Management of Douglas-Fir Beetles can take many forms within an Integrated Pest Management (IPM Plan) Plan. Sometimes the best option might be tree removal and thinning, spraying, or preventative synthetic semiochemical pheromone patches that are attached to trees. Preventative pheromone patches called Methyl Cyclo-Hexanol (MCH) is the synthetic version of the Douglas-fir beetles natural anti-aggregation pheromone. This pheromone essentially sends out a “NO VACANCY” signal which tells beetles this tree cannot support additional beetles, effectively stopping an infestation and outbreak before it can begin. Preventative application measures must be taken prior to flight, and is most effective when applied in March.

MCH Bubble Packs: Safeguarding Pine Trees from Beetle Trouble

What Are MCH Bubble Packs?

MCH Bubble Packs are like tiny bodyguards for pine trees. They help protect these valuable trees from pesky beetles that can cause damage.
Imagine these packs as magical shields that keep the beetles away!

How Do They Work?

Timing and Placement: To make sure these bubble packs work effectively, we need to use them at the right time and put them in the right places.
Think of it like planting seeds in your garden. You want to plant them when it’s the best season, right? Same idea here!

When to Use MCH Bubble Packs:

Spring Beetle Season: When spring arrives, so do the beetles. We want to use the bubble packs before the beetle party starts.
In places like the Pacific Northwest and the northern Rocky Mountains, this happens around late April or early May.

It’s like putting on sunscreen before going out in the sun – prevention is key!

How Many Bubble Packs?

The number of bubble packs depends on how big the area is that we want to protect.
For areas bigger than half an acre (that’s like half a football field), we use 30 bubble packs per acre. Imagine each bubble pack as a little soldier guarding the trees!

Where to Put Them?

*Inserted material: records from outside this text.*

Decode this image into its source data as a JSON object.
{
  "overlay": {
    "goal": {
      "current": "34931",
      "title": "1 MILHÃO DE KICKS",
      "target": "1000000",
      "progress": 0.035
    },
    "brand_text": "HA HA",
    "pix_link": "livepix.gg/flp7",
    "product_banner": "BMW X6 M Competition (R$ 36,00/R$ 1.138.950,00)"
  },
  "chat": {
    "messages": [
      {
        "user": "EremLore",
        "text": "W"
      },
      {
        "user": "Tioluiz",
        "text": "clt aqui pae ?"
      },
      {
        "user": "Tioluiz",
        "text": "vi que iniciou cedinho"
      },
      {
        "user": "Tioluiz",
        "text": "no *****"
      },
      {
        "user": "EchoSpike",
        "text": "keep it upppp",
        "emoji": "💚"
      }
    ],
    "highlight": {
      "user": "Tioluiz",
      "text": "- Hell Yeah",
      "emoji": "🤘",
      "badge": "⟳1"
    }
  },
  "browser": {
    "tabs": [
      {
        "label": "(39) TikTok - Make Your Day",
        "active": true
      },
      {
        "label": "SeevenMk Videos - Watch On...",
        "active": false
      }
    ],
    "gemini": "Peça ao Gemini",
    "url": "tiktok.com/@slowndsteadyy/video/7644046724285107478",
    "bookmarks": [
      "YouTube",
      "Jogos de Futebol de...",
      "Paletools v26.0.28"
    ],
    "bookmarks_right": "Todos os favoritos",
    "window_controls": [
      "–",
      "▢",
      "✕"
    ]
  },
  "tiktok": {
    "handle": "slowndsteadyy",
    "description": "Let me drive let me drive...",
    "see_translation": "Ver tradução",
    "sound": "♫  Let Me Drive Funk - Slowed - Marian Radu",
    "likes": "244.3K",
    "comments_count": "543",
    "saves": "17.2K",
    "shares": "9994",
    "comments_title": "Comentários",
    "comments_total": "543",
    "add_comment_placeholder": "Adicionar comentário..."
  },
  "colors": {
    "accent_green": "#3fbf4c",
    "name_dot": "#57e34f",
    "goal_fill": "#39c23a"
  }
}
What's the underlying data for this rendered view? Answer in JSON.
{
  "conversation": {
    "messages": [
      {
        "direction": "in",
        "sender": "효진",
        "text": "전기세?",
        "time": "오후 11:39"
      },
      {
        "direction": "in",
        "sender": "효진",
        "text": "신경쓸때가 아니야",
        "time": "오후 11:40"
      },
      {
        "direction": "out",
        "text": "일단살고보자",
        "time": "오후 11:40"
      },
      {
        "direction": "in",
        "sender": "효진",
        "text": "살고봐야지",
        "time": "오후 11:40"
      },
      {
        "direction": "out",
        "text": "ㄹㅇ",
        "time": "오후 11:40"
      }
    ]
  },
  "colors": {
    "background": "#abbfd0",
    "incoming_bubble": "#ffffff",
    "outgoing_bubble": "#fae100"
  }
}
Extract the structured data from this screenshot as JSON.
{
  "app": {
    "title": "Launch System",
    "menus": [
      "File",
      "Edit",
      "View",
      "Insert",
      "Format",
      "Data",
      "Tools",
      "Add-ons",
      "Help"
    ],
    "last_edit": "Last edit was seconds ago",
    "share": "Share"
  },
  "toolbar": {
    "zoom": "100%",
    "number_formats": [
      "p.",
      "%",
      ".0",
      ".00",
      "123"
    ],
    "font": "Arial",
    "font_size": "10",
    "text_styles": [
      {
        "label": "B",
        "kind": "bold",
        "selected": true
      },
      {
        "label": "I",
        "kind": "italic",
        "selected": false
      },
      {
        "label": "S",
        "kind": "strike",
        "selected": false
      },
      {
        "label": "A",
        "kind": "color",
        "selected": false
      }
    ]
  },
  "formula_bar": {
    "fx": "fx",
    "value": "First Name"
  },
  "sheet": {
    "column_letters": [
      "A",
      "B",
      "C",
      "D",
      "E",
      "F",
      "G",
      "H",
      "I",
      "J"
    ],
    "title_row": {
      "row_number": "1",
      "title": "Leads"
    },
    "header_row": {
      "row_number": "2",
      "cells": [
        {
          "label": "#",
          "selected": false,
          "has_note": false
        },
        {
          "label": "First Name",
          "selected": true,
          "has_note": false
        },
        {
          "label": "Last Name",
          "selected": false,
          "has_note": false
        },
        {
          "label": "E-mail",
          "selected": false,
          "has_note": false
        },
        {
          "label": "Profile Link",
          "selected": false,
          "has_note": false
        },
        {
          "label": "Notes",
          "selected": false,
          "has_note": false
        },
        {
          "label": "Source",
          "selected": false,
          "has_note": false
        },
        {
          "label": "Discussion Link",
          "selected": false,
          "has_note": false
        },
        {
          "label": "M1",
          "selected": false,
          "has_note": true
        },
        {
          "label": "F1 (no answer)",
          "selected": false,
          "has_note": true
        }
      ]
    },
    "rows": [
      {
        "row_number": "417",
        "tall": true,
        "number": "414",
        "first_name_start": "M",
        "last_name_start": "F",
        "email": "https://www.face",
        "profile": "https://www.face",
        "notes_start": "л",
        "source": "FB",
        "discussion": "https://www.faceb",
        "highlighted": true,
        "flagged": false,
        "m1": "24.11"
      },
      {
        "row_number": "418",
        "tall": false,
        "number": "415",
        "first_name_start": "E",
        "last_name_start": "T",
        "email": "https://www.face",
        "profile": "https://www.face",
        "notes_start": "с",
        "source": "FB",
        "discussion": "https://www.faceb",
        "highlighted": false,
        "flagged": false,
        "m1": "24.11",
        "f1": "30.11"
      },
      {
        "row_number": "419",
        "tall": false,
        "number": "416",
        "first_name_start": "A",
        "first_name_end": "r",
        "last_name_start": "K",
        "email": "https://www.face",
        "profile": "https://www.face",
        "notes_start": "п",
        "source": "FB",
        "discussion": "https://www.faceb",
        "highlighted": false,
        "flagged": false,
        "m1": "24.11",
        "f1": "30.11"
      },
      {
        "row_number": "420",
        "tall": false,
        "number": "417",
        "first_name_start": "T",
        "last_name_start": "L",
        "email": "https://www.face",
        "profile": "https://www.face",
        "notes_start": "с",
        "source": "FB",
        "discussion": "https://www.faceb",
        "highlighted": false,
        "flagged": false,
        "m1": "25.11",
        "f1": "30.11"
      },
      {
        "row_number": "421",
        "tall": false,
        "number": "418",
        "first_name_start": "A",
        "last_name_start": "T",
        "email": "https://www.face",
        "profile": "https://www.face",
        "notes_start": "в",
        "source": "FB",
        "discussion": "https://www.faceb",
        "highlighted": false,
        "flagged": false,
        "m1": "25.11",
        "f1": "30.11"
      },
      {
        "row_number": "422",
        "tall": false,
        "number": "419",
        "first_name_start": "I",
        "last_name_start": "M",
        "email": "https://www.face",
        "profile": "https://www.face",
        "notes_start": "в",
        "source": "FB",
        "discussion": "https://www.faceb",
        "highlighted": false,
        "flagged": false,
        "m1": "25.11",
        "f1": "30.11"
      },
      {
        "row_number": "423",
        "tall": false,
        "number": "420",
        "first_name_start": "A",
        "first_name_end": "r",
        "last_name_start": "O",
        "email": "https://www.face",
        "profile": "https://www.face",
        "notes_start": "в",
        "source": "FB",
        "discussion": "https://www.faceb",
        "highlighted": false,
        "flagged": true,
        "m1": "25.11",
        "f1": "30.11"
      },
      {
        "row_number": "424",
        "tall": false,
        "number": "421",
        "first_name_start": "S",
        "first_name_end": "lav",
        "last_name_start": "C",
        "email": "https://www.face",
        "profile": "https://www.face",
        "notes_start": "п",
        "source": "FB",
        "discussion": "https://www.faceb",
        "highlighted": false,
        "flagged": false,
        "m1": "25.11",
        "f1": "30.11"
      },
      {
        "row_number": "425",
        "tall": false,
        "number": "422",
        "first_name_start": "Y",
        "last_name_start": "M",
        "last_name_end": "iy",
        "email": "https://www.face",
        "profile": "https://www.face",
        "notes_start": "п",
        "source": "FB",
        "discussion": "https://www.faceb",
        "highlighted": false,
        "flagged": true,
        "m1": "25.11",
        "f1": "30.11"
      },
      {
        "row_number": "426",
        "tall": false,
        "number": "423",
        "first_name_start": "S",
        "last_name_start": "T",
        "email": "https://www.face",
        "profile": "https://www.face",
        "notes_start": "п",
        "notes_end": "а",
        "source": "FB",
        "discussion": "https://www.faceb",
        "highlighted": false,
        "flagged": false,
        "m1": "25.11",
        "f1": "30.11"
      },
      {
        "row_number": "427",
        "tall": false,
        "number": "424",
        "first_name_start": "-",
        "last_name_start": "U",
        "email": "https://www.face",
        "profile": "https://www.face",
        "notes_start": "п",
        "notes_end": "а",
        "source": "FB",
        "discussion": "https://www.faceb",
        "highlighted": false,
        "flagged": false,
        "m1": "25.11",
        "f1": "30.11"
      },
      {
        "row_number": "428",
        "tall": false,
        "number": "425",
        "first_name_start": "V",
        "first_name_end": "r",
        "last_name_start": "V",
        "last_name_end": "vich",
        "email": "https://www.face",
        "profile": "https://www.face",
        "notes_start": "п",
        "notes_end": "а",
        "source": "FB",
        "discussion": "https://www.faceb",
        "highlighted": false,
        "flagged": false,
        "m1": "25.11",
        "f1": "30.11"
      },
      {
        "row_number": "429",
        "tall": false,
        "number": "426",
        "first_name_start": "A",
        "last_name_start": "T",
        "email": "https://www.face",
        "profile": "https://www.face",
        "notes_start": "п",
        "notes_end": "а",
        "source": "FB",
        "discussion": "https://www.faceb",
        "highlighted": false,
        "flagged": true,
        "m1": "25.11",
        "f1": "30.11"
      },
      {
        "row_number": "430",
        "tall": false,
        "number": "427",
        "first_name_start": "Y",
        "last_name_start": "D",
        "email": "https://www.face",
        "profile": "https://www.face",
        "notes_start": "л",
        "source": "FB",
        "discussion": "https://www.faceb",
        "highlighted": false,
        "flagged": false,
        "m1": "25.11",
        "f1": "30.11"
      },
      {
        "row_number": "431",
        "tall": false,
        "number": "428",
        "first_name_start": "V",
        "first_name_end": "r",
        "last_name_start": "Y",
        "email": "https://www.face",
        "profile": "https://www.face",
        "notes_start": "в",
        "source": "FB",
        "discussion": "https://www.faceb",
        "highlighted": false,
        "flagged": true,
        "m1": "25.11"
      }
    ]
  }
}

Strategic Locations: We attach these bubble packs to trees, snags (which are dead trees), shrubs, or even fence posts.
The best height for them is between 6 and 8 feet above the ground.
It’s like hanging birdhouses – we want them at just the right height!

Spacing Matters:

Even Distribution: If the area is smaller than 2 acres, we spread out the bubble packs evenly around the edges.
Imagine drawing dots around the edge of a circle – that’s how we place them.
For larger areas, a combined approach is recommended:

Around the Perimeter: Place bubble packs around the edges.
Parallel Lines: Distribute them in parallel lines across the whole treatment zone.

Maintain a spacing of approximately 15 to 20 feet between each bubble pack. Alternatively, you can create a grid pattern with a spacing of 38 feet between bubble packs.

It’s like making a grid on a piece of paper!

Extra Protection:
To be extra safe, we extend the bubble packs 30 feet beyond the area we’re treating.

It’s like having a safety buffer around your favorite game – just in case!

Remember:

These bubble packs are like secret weapons for our pine trees. They stay active all season long! If there’s a beetle invasion (kind of like a bug party), we might need to use them again next year.